What to do ::
Print the records below exactly, omitting all pictures.

Element data from apps and pages

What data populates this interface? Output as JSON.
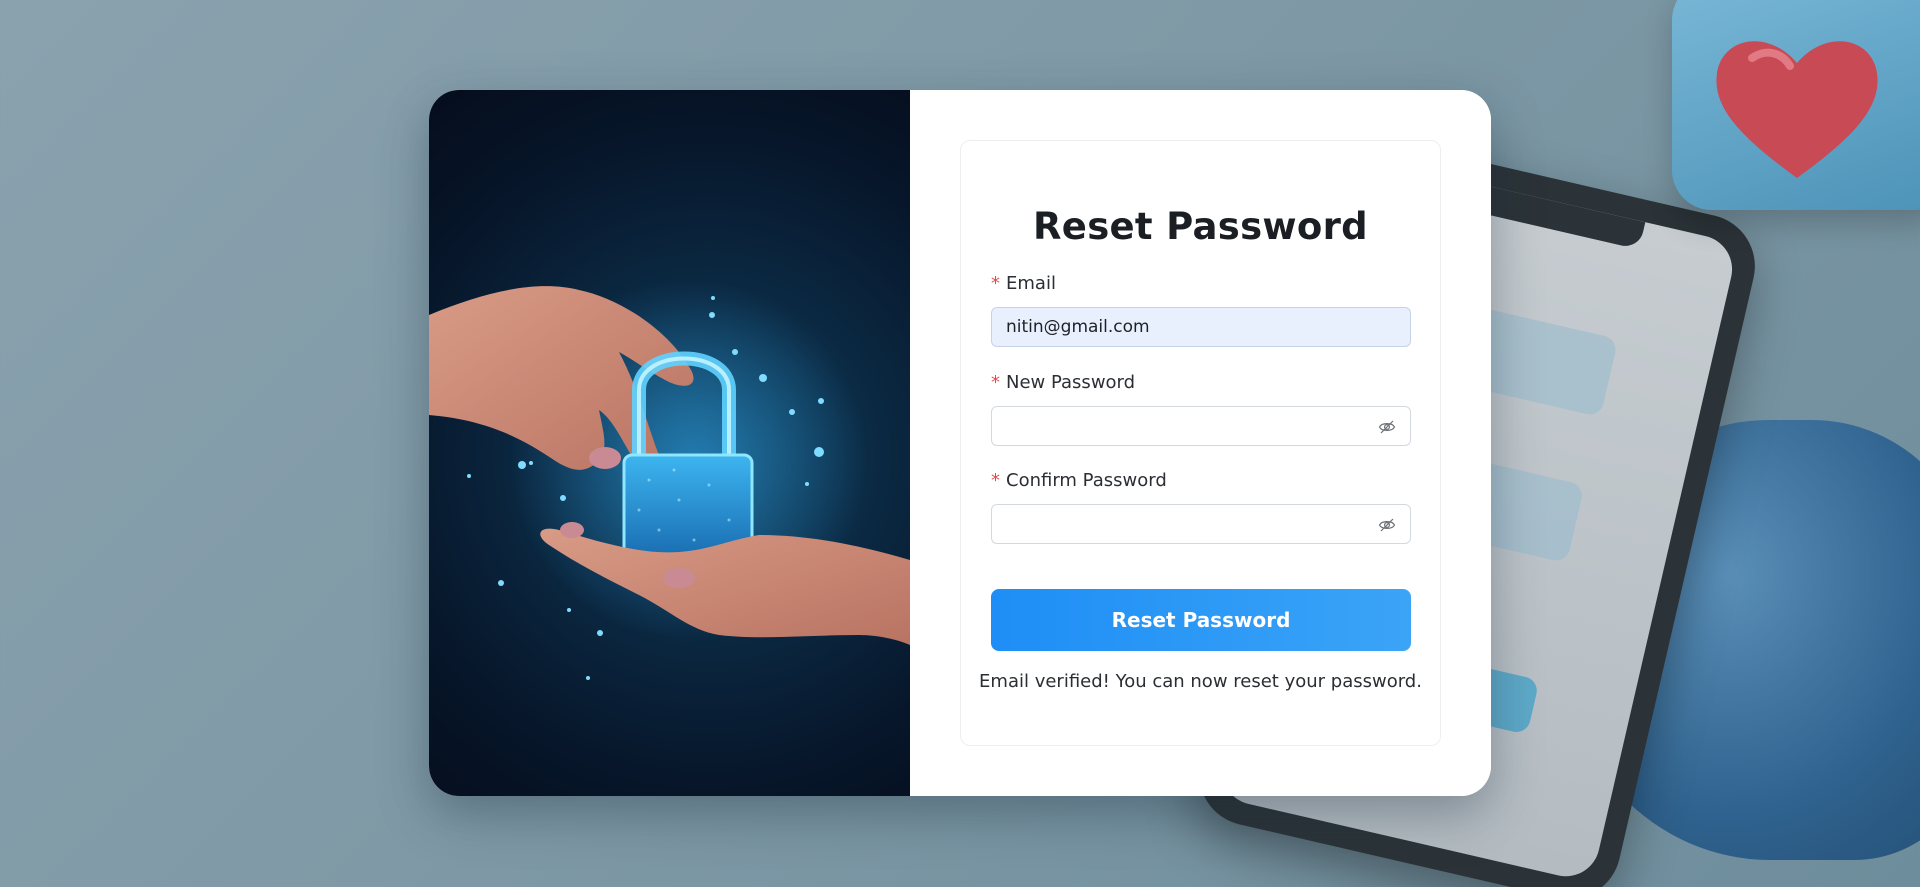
{
  "form": {
    "title": "Reset Password",
    "email_label": "Email",
    "email_value": "nitin@gmail.com",
    "new_password_label": "New Password",
    "new_password_value": "",
    "confirm_password_label": "Confirm Password",
    "confirm_password_value": "",
    "required_mark": "*",
    "submit_label": "Reset Password",
    "status_message": "Email verified! You can now reset your password."
  },
  "icons": {
    "password_toggle": "eye-off-icon",
    "illustration": "padlock-in-hands"
  },
  "colors": {
    "accent": "#1e8ef6",
    "accent_end": "#3ba4f7",
    "required": "#e5484d",
    "autofill_bg": "#e8f0fe",
    "illustration_bg": "#07162a"
  }
}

Written response ::
What data populates this interface? Output as JSON.
{
  "form": {
    "title": "Reset Password",
    "email_label": "Email",
    "email_value": "nitin@gmail.com",
    "new_password_label": "New Password",
    "new_password_value": "",
    "confirm_password_label": "Confirm Password",
    "confirm_password_value": "",
    "required_mark": "*",
    "submit_label": "Reset Password",
    "status_message": "Email verified! You can now reset your password."
  },
  "icons": {
    "password_toggle": "eye-off-icon",
    "illustration": "padlock-in-hands"
  },
  "colors": {
    "accent": "#1e8ef6",
    "accent_end": "#3ba4f7",
    "required": "#e5484d",
    "autofill_bg": "#e8f0fe",
    "illustration_bg": "#07162a"
  }
}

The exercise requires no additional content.